== Segment start ==

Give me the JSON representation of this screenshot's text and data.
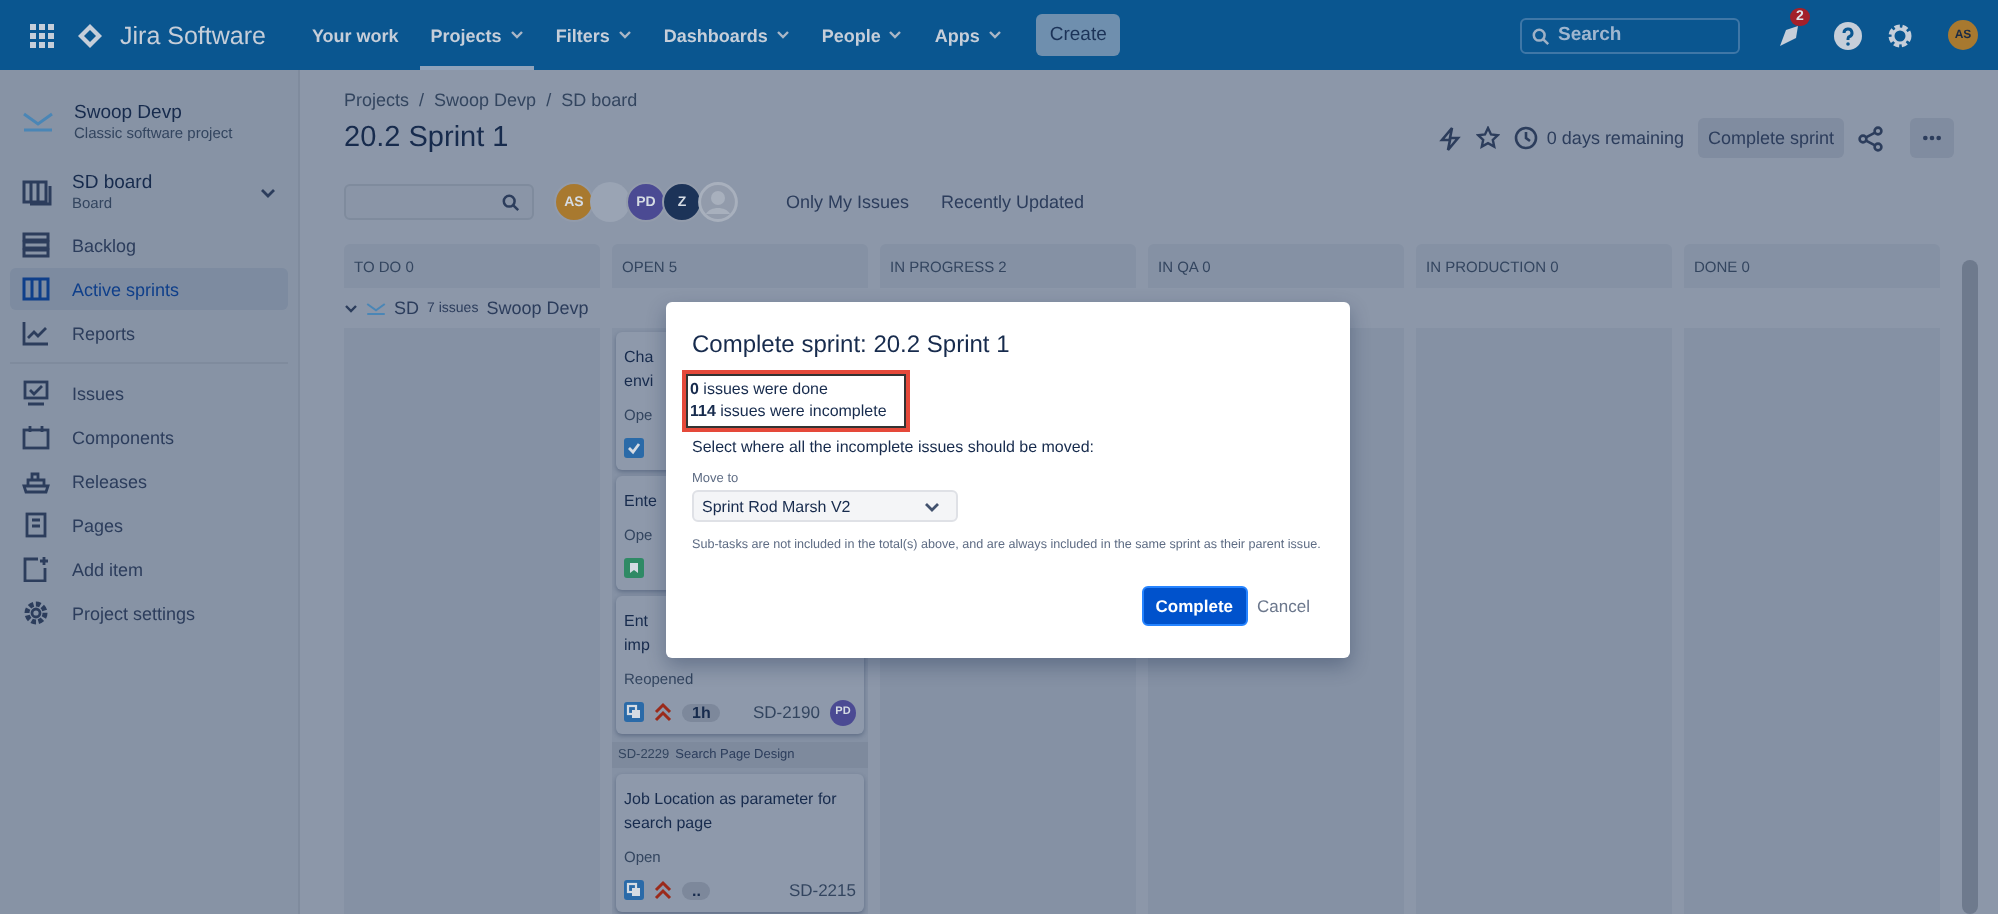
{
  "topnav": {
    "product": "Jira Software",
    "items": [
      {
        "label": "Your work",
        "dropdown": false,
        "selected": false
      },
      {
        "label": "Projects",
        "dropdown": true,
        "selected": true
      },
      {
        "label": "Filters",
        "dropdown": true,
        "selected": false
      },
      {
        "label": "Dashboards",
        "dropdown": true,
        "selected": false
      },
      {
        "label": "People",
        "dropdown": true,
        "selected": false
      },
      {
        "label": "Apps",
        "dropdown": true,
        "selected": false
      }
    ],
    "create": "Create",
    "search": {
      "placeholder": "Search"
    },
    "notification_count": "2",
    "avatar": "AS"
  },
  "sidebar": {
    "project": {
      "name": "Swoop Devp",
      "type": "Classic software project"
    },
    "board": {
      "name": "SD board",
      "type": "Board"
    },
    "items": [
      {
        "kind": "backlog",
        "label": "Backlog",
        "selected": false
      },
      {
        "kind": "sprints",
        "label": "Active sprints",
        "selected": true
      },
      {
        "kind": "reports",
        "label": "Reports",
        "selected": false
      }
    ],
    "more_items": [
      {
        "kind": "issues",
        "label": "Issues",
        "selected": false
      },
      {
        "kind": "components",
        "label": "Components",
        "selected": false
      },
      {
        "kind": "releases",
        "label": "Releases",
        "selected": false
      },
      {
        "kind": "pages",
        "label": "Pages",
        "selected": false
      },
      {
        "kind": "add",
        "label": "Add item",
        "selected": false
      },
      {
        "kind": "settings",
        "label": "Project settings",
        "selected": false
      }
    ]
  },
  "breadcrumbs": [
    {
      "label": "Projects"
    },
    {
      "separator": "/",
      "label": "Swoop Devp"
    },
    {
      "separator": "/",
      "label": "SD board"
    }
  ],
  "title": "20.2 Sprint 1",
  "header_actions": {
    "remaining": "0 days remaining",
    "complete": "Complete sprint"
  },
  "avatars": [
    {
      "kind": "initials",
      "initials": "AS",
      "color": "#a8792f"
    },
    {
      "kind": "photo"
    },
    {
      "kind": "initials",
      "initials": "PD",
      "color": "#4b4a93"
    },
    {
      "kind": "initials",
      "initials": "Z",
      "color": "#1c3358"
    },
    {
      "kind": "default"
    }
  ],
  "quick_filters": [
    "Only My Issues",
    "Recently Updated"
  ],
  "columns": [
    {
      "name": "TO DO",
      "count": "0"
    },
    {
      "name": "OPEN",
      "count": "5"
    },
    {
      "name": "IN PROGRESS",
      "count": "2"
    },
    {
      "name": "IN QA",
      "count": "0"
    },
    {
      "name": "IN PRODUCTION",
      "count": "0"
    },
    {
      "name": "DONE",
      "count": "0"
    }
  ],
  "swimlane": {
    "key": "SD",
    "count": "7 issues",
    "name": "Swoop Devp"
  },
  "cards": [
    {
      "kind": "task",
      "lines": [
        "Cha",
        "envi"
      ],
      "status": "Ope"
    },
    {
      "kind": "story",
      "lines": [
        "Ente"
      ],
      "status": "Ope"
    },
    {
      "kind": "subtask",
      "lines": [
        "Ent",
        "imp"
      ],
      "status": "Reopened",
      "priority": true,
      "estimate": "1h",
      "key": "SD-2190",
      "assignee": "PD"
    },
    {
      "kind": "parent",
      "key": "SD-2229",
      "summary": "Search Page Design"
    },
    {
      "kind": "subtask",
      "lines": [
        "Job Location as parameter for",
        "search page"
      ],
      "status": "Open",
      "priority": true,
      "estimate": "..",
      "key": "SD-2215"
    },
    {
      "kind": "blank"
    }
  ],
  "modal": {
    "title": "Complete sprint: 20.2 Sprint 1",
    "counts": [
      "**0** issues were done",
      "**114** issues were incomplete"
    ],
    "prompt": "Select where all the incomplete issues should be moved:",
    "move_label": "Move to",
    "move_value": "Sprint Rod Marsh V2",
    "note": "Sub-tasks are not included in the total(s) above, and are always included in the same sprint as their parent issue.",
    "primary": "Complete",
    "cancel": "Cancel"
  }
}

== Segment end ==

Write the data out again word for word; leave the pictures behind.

Give me the JSON representation of this screenshot's text and data.
{
  "topnav": {
    "product": "Jira Software",
    "items": [
      {
        "label": "Your work",
        "dropdown": false,
        "selected": false
      },
      {
        "label": "Projects",
        "dropdown": true,
        "selected": true
      },
      {
        "label": "Filters",
        "dropdown": true,
        "selected": false
      },
      {
        "label": "Dashboards",
        "dropdown": true,
        "selected": false
      },
      {
        "label": "People",
        "dropdown": true,
        "selected": false
      },
      {
        "label": "Apps",
        "dropdown": true,
        "selected": false
      }
    ],
    "create": "Create",
    "search": {
      "placeholder": "Search"
    },
    "notification_count": "2",
    "avatar": "AS"
  },
  "sidebar": {
    "project": {
      "name": "Swoop Devp",
      "type": "Classic software project"
    },
    "board": {
      "name": "SD board",
      "type": "Board"
    },
    "items": [
      {
        "kind": "backlog",
        "label": "Backlog",
        "selected": false
      },
      {
        "kind": "sprints",
        "label": "Active sprints",
        "selected": true
      },
      {
        "kind": "reports",
        "label": "Reports",
        "selected": false
      }
    ],
    "more_items": [
      {
        "kind": "issues",
        "label": "Issues",
        "selected": false
      },
      {
        "kind": "components",
        "label": "Components",
        "selected": false
      },
      {
        "kind": "releases",
        "label": "Releases",
        "selected": false
      },
      {
        "kind": "pages",
        "label": "Pages",
        "selected": false
      },
      {
        "kind": "add",
        "label": "Add item",
        "selected": false
      },
      {
        "kind": "settings",
        "label": "Project settings",
        "selected": false
      }
    ]
  },
  "breadcrumbs": [
    {
      "label": "Projects"
    },
    {
      "separator": "/",
      "label": "Swoop Devp"
    },
    {
      "separator": "/",
      "label": "SD board"
    }
  ],
  "title": "20.2 Sprint 1",
  "header_actions": {
    "remaining": "0 days remaining",
    "complete": "Complete sprint"
  },
  "avatars": [
    {
      "kind": "initials",
      "initials": "AS",
      "color": "#a8792f"
    },
    {
      "kind": "photo"
    },
    {
      "kind": "initials",
      "initials": "PD",
      "color": "#4b4a93"
    },
    {
      "kind": "initials",
      "initials": "Z",
      "color": "#1c3358"
    },
    {
      "kind": "default"
    }
  ],
  "quick_filters": [
    "Only My Issues",
    "Recently Updated"
  ],
  "columns": [
    {
      "name": "TO DO",
      "count": "0"
    },
    {
      "name": "OPEN",
      "count": "5"
    },
    {
      "name": "IN PROGRESS",
      "count": "2"
    },
    {
      "name": "IN QA",
      "count": "0"
    },
    {
      "name": "IN PRODUCTION",
      "count": "0"
    },
    {
      "name": "DONE",
      "count": "0"
    }
  ],
  "swimlane": {
    "key": "SD",
    "count": "7 issues",
    "name": "Swoop Devp"
  },
  "cards": [
    {
      "kind": "task",
      "lines": [
        "Cha",
        "envi"
      ],
      "status": "Ope"
    },
    {
      "kind": "story",
      "lines": [
        "Ente"
      ],
      "status": "Ope"
    },
    {
      "kind": "subtask",
      "lines": [
        "Ent",
        "imp"
      ],
      "status": "Reopened",
      "priority": true,
      "estimate": "1h",
      "key": "SD-2190",
      "assignee": "PD"
    },
    {
      "kind": "parent",
      "key": "SD-2229",
      "summary": "Search Page Design"
    },
    {
      "kind": "subtask",
      "lines": [
        "Job Location as parameter for",
        "search page"
      ],
      "status": "Open",
      "priority": true,
      "estimate": "..",
      "key": "SD-2215"
    },
    {
      "kind": "blank"
    }
  ],
  "modal": {
    "title": "Complete sprint: 20.2 Sprint 1",
    "counts": [
      "**0** issues were done",
      "**114** issues were incomplete"
    ],
    "prompt": "Select where all the incomplete issues should be moved:",
    "move_label": "Move to",
    "move_value": "Sprint Rod Marsh V2",
    "note": "Sub-tasks are not included in the total(s) above, and are always included in the same sprint as their parent issue.",
    "primary": "Complete",
    "cancel": "Cancel"
  }
}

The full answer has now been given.